The CBE told LiveWire Calgary on Tuesday they have roughly 20,000 students registered for transportation in the 2022/23 school year.
They said they’re trying to make sure students are picked up.
“The service providers attempts to cover these routes using spare drivers, floaters, and other drivers with an assigned route. In some cases, the route may not be covered by the service providers,” read a statement from the CBE.
“For families, this means an increased chance of delays or finding alternative ways to get their child to school, which can create stress and uncertainty.”
Hack’s letter said they’ve consulted with service providers on barriers to recruiting more drivers to fill the vacant spots.
“During our many consultations with service providers, they have identified that the largest challenge they experience is the delay incurred is potential drivers receiving training and their road test permit,” Hack wrote in the letter.
“The result is that drivers are without pay for up to six weeks while they undertake the Mandatory Entry-Level Training (MELT) and longer still as they await to be road tested.”
The letter suggests increased road test permit openings, provincial funding for training wages, probationary licensing, pre-booking road tests, a special “bus driver” licensing to limit Class 2 job crossover, and allowing language supports for drivers learning English – among others.
“We recognize that a complex problem like the driver shortage will not be solved with
just one initiative,” the letter read.
“However, cumulatively the implementation of various initiatives can make a difference.”
Steps taken to minimize the impact: CBE
The CBE said they’ve taken a series of steps to reduce the impact on riders.
They’ve increased capacity by expanding to other service providers, including Calgary Transit.
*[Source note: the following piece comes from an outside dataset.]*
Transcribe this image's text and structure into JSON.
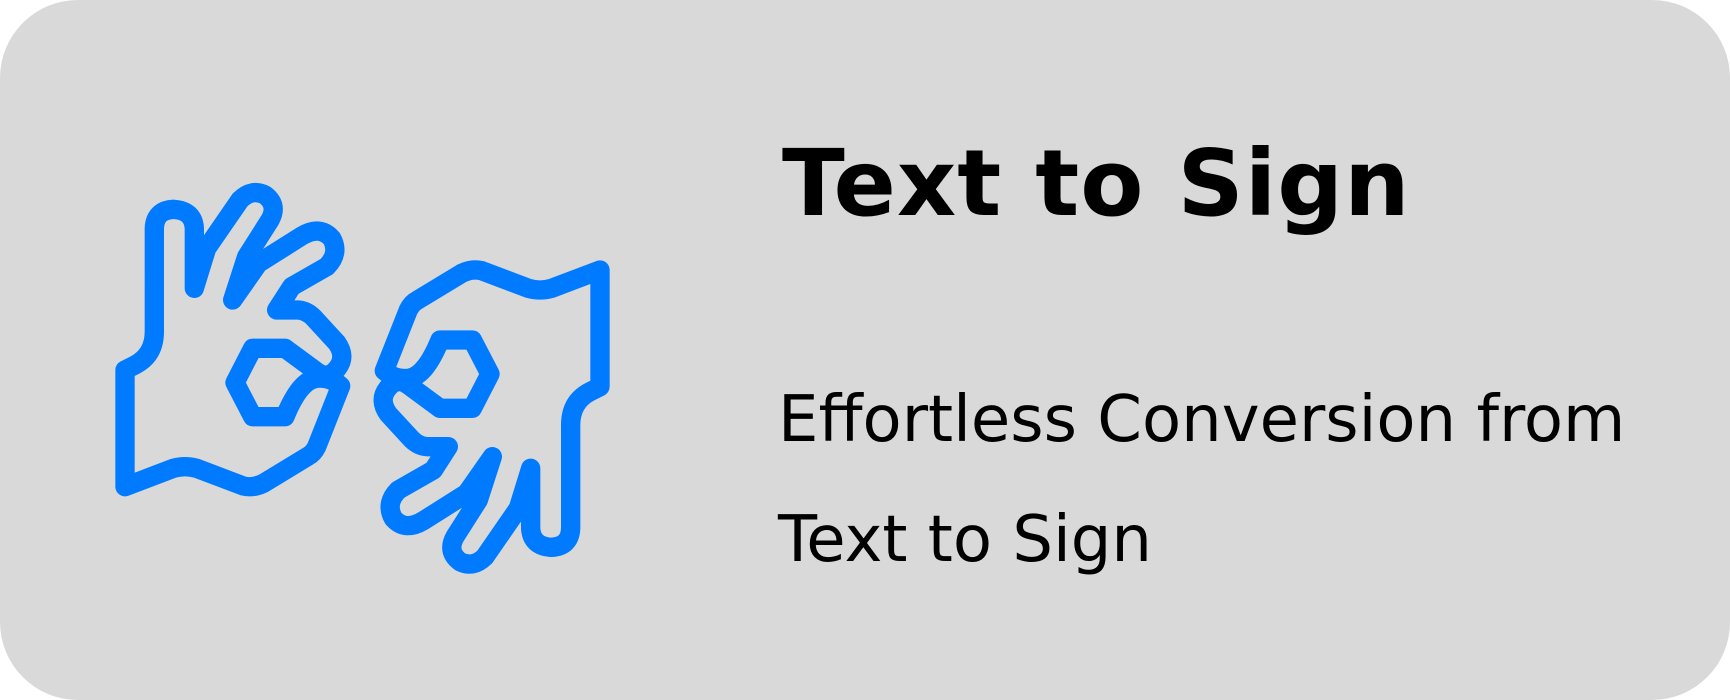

CT temporarily chartered 15 buses in September. They’ve also tweaked low ridership routes and switched some to transportation providers with smaller buses.
The CBE said they continue to communicate with parents and schools.
In the CBE statement, they said they’ve invited the province to collaborate on potential options to address the driver shortage.
“Our collective goal is to ensure students are able to get to school reliably and consistently,” the statement read.
Alberta Education said Wednesday that they recognized more than 300,000 Alberta K-12 students rely on student transportation services. They said they’re taking this situation seriously.
“We continue to monitor the bus driver situation closely and have been in regular contact with school authorities and school bus contractors about their recruiting challenges,” wrote Alberta Education press secretary, Emily Peckham, in an email.
“We appreciate the efforts that CBE has made to address the driver shortage challenges they are facing.
Peckham said that they’ve increased transportation funding for school authorities and provided additional help with the Fuel Price Contingency Program. She said they project the latter program will save schools $15 million by the end of this school year.
Licensing questions were directed to Alberta Transportation. No response has been received yet.
Yellow school bus service was cancelled on Tuesday due to the heavy snow in Calgary. Late Tuesday, the CBE said they would consult with providers and determine early Wednesday if buses could run.